SACRAMENTO, CA - The California Teachers Association estimates the number of layoff notices handed out to public school teachers this week could be as low as 2,600 statewide.
That's down 87 percent from the 20,000 pink slips issued last year.
The other union, the California Federation of Teachers, can't believe the notices are going out at all, given the higher taxes approved by voters under Proposition 30 last year were supposed to save schools from more budget cuts.
"For school districts now to be issuing layoff notices really violates the spirit in which Proposition 30 was promoted to voters," said Joshua Pechthalt, president of the California Federation of Teachers.
Third-grade teacher Megan Kashing got one of those pink slips, again.
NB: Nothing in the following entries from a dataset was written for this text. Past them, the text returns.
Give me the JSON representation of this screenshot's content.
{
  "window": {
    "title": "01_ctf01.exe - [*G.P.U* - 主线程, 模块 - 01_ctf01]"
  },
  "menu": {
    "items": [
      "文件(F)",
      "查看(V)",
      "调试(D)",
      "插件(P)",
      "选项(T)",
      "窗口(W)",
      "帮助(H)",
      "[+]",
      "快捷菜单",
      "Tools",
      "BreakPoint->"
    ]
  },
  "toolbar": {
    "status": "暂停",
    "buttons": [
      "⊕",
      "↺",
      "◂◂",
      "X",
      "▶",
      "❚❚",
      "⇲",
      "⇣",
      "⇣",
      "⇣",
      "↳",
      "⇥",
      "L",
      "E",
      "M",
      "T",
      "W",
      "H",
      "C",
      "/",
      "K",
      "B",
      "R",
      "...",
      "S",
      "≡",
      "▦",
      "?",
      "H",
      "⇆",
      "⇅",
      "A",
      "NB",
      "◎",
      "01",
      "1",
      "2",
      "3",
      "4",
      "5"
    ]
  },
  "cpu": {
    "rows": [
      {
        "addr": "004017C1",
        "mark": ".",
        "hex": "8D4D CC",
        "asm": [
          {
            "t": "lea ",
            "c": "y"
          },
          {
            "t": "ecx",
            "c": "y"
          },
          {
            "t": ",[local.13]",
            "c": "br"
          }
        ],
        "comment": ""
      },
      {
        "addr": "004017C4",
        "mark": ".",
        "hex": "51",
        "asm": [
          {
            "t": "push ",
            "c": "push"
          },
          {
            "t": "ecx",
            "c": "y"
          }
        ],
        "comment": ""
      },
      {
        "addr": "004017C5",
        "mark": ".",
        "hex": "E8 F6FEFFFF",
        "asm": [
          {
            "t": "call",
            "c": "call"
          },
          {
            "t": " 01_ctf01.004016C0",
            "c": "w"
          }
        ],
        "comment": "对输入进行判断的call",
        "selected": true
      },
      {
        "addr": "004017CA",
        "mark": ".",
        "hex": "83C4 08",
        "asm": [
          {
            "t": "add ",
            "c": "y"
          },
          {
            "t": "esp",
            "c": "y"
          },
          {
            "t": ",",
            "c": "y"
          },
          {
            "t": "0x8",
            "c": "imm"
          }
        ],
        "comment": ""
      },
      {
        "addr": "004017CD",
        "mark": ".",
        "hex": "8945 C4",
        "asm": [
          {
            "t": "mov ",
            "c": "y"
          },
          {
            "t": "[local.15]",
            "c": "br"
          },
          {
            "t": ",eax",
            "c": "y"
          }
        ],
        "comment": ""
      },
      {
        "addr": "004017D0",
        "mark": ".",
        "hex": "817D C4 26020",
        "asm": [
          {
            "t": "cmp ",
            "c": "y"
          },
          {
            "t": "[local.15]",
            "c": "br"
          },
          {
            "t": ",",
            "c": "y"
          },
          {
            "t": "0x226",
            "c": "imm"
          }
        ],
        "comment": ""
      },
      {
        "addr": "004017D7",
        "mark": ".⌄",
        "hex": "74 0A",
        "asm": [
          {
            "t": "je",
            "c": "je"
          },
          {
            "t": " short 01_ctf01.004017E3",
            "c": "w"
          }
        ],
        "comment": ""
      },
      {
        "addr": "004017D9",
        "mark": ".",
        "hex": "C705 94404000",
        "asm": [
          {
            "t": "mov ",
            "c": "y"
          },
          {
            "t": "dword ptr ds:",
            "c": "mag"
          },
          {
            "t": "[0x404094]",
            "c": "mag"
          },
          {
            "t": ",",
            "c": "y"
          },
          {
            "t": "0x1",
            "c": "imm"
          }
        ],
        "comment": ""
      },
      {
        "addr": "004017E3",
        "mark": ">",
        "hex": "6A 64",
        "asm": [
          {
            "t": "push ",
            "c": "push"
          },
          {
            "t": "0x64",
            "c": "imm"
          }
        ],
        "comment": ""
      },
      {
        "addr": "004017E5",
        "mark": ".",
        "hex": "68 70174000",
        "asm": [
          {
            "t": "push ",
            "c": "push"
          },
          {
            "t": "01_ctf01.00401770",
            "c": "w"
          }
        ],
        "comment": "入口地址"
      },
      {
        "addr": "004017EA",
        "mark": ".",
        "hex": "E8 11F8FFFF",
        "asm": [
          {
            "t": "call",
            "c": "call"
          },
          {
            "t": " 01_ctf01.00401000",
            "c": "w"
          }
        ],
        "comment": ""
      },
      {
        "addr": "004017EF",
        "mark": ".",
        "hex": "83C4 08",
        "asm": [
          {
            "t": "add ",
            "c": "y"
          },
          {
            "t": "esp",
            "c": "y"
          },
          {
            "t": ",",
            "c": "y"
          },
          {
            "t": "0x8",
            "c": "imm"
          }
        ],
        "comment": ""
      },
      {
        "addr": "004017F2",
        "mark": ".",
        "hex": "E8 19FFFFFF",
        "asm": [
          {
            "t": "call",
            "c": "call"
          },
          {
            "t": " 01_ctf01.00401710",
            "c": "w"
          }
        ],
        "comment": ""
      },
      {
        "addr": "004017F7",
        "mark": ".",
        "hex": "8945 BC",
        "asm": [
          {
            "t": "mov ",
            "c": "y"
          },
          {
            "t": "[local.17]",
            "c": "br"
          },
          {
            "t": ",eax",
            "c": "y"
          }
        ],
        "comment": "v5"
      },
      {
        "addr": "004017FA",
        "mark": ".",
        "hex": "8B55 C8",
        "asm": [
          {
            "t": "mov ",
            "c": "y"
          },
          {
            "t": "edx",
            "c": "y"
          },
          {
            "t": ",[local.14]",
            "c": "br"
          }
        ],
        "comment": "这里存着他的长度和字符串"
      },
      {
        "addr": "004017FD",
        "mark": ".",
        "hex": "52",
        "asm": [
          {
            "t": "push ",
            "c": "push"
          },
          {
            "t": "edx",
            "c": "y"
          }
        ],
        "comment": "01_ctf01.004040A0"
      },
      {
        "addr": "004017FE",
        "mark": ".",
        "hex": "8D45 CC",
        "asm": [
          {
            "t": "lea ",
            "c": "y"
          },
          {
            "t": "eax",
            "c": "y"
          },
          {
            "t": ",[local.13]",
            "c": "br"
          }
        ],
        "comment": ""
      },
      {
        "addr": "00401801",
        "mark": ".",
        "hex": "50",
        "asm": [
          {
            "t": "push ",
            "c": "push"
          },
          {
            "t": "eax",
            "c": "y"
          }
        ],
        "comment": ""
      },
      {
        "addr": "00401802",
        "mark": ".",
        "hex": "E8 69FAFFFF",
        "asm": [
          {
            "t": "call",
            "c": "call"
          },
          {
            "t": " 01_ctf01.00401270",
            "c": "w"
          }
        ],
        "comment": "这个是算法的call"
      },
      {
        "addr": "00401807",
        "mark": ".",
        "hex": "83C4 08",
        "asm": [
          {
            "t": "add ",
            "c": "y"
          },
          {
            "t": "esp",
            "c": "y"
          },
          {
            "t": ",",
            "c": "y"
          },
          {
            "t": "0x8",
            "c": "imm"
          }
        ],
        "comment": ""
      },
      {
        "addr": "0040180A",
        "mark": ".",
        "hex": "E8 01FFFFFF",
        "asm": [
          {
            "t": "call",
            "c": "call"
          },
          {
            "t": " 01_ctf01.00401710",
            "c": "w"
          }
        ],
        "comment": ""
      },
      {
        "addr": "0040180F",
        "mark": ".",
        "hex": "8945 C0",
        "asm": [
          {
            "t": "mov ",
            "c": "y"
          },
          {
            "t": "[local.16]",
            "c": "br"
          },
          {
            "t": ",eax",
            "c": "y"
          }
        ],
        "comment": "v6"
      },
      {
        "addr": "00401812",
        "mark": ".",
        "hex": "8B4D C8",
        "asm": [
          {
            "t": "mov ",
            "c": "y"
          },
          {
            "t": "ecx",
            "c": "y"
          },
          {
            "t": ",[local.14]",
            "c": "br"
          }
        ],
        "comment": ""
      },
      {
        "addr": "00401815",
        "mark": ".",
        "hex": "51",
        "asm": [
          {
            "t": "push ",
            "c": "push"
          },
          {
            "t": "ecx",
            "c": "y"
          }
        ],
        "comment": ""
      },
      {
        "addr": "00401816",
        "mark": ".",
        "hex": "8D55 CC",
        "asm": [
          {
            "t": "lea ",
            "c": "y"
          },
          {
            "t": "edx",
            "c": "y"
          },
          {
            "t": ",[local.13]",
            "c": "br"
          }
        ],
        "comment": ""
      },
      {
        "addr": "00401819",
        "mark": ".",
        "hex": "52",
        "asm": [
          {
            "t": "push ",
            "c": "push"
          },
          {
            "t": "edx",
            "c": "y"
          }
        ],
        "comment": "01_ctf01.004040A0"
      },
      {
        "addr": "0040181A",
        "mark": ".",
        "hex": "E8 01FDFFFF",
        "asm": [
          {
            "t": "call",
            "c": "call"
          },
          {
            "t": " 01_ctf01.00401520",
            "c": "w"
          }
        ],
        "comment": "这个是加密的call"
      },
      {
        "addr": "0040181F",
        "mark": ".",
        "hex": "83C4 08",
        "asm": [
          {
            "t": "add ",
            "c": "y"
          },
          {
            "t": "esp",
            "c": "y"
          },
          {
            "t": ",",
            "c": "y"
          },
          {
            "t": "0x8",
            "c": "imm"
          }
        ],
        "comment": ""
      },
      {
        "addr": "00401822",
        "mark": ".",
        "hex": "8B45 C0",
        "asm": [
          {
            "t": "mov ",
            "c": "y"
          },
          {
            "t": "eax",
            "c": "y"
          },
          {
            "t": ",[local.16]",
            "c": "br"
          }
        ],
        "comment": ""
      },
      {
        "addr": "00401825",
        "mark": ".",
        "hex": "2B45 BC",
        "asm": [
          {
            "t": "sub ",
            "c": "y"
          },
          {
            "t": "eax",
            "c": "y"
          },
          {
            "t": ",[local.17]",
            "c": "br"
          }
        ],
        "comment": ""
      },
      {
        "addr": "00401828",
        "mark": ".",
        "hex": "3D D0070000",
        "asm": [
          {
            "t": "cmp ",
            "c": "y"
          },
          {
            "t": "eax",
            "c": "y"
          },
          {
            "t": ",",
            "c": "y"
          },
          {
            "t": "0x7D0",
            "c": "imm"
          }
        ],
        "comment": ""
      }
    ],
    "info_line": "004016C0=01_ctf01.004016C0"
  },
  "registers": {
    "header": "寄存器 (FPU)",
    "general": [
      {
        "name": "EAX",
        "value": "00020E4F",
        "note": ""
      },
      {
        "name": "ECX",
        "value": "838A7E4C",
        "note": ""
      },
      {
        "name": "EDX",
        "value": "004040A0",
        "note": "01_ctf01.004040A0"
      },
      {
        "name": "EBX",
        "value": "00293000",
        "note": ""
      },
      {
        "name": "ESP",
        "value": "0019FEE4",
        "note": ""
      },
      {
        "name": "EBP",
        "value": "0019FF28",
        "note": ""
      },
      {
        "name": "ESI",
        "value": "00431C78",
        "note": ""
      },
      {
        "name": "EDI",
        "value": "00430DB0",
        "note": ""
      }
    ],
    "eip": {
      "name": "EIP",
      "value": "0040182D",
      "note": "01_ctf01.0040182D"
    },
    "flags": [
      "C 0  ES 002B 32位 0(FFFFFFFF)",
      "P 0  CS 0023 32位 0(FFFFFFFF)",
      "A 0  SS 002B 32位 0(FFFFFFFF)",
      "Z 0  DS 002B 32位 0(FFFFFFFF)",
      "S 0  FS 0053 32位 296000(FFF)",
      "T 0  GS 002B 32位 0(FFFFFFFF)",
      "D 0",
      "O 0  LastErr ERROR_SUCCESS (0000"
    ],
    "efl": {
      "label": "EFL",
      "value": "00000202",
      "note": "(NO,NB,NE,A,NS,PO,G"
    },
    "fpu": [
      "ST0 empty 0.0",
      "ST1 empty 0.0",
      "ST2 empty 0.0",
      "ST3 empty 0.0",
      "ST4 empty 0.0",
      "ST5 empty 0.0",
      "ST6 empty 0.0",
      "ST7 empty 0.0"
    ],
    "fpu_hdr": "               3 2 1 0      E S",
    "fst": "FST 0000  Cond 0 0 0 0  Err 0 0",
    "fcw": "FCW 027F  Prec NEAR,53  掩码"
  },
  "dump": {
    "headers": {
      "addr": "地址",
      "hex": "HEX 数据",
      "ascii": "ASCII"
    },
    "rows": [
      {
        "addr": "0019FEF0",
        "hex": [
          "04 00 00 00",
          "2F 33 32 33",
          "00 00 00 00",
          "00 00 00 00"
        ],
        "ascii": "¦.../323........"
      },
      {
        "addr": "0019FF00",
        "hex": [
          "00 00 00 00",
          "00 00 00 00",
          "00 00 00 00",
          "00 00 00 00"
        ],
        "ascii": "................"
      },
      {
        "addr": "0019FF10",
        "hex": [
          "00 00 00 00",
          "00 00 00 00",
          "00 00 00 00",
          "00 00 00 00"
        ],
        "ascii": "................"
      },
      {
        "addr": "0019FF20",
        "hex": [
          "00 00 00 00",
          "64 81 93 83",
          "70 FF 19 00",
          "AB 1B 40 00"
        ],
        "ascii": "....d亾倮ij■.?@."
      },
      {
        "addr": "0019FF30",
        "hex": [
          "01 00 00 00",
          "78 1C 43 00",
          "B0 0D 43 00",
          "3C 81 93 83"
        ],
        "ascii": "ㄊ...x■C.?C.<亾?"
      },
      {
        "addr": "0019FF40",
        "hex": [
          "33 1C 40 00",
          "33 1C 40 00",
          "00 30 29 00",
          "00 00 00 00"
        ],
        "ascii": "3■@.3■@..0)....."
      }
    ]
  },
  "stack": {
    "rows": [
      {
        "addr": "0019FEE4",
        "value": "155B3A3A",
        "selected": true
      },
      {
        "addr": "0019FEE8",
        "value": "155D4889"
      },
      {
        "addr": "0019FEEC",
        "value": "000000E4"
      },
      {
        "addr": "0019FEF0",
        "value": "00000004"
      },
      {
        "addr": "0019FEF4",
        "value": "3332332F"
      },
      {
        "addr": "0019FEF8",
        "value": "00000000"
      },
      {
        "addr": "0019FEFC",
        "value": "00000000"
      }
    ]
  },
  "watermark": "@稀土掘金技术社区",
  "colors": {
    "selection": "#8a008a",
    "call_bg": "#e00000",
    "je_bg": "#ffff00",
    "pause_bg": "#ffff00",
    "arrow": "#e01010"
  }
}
She thought she was safe this year, considering her district now has a 31 percent reserve.
"I don't understand why our district doesn't see that the budgetary pie is expanding, and this should have resulted in a change in their actions. However, they're acting as if the sky is still falling," Kashing said.
Capitol Advisors President Kevin Gordon says Prop. 30 only prevents further cuts to schools: It doesn't give them any more money. Plus, it's still unclear how hard the federal government's sequestration cuts will hurt districts or even if Gov. Brown's plan to shake up school financing will win legislative approval.
"Districts don't have a choice," said Kevin Gordon, a schools finance consultant. "In law, there's a statutory requirement on March 15th. You have to do these layoffs, and if you don't, you're not going to have that opportunity later in the school year."
Since most layoff notices are rescinded weeks later when the state budget picture is clearer, one senator wants to save everyone the heartache and move the layoff deadline to June 1st in an effort to keep good teachers from leaving.
"They'll go off and just find another job ... or they'll go out and leave the district if they can find something else," said St. Sen. Bob Huff, R-Senate Minority Leader.
School districts are mandated to have an equivalent of up to three percent of their budget in reserves. The California Federation of Teachers says those with reserves more than that should use the money to keep teachers.